Work to complete –
Please say how many lines in the records contain the word "Coordinate", giving only the number.

Data shown –
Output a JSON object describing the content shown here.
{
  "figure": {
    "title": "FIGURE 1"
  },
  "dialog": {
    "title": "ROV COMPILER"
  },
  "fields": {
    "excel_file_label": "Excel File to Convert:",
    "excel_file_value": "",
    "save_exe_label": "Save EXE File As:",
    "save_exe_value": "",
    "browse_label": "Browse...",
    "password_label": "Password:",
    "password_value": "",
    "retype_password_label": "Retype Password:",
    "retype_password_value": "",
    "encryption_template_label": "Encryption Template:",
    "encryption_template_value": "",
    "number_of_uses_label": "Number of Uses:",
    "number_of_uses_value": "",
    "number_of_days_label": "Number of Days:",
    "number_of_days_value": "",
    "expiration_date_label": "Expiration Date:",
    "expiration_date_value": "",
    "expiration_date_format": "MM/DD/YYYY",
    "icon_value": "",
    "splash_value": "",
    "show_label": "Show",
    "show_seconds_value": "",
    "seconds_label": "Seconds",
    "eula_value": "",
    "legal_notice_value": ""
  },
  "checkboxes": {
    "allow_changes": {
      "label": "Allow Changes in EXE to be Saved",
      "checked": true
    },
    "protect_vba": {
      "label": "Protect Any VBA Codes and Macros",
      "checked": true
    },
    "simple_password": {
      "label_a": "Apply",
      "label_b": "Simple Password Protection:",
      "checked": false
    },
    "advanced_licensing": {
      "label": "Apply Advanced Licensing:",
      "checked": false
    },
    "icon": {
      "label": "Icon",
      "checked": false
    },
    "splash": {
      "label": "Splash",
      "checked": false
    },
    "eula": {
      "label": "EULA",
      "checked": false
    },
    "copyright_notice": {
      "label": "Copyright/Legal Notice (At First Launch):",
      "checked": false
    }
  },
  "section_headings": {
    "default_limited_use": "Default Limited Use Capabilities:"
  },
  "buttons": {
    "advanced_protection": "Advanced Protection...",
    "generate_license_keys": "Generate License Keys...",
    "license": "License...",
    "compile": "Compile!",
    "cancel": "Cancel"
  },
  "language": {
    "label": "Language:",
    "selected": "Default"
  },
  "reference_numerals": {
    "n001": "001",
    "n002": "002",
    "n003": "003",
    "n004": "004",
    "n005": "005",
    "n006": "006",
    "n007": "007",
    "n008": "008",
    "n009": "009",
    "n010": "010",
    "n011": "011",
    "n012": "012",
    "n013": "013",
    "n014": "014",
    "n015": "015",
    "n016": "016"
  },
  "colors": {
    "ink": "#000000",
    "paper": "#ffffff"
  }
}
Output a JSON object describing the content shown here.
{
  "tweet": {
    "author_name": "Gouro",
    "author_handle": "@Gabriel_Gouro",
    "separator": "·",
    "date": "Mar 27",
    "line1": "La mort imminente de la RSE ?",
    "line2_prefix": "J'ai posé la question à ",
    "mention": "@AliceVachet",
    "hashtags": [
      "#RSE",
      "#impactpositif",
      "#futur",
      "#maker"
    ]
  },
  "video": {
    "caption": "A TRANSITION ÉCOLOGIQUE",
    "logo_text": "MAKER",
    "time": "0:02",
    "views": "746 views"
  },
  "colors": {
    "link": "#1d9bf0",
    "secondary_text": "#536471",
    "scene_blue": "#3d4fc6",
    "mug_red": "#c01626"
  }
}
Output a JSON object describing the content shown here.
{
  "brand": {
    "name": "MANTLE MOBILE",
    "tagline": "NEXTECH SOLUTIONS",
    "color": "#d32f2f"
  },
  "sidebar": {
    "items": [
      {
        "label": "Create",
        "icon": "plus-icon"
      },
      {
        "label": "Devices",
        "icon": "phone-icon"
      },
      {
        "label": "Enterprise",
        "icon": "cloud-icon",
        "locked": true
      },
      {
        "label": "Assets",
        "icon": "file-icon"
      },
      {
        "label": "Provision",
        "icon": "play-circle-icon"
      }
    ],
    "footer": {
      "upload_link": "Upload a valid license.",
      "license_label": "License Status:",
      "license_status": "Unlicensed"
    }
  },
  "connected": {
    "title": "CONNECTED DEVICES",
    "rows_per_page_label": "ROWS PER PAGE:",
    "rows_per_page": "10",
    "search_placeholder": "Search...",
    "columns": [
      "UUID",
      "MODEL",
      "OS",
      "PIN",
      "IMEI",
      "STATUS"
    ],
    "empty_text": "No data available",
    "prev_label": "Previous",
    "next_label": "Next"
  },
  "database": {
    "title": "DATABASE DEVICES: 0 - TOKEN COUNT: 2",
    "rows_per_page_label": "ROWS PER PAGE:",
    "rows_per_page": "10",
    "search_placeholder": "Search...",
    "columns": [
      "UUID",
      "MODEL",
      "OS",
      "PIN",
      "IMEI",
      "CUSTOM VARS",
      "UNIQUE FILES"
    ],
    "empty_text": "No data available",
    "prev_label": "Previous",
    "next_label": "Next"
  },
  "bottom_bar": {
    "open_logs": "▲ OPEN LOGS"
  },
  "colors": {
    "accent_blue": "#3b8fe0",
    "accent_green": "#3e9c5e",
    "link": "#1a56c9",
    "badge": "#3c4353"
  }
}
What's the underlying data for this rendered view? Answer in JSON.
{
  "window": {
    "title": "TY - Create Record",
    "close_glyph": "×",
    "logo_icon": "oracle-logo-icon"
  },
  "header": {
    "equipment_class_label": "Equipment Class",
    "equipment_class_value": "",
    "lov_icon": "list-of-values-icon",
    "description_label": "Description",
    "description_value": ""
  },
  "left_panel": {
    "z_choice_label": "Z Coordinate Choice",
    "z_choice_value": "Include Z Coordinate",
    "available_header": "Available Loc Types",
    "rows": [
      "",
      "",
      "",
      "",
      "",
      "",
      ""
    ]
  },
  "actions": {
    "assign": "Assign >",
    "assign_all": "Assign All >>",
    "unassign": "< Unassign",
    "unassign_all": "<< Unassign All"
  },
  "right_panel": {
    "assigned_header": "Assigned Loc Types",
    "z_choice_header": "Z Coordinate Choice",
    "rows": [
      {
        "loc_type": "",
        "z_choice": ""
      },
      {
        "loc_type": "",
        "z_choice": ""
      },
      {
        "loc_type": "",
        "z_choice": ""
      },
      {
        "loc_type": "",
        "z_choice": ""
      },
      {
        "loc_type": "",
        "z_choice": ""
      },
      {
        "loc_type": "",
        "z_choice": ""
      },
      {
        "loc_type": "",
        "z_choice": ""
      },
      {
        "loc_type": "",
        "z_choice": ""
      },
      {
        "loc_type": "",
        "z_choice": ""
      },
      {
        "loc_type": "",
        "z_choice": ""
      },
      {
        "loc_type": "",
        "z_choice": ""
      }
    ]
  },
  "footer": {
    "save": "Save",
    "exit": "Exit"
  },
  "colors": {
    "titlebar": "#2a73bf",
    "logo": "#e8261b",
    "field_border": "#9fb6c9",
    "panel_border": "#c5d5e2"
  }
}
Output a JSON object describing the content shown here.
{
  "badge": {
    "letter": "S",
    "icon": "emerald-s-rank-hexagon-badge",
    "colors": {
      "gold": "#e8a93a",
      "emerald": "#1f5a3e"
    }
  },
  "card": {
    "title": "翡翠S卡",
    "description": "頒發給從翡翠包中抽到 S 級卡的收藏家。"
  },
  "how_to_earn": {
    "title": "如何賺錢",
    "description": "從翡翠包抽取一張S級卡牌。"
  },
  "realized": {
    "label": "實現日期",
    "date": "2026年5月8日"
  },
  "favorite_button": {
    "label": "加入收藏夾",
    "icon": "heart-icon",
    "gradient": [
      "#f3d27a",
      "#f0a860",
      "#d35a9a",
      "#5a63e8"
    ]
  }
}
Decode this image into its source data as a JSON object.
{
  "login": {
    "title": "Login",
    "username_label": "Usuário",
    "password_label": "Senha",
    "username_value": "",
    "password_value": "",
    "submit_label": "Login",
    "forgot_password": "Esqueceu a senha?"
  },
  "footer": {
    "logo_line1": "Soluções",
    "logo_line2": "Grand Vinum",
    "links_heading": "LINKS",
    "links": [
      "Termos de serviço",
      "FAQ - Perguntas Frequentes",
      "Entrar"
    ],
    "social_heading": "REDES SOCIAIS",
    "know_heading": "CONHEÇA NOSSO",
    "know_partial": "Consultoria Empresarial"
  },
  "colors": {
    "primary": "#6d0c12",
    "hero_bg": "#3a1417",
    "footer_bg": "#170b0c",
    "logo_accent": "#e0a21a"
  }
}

Result for this task –
3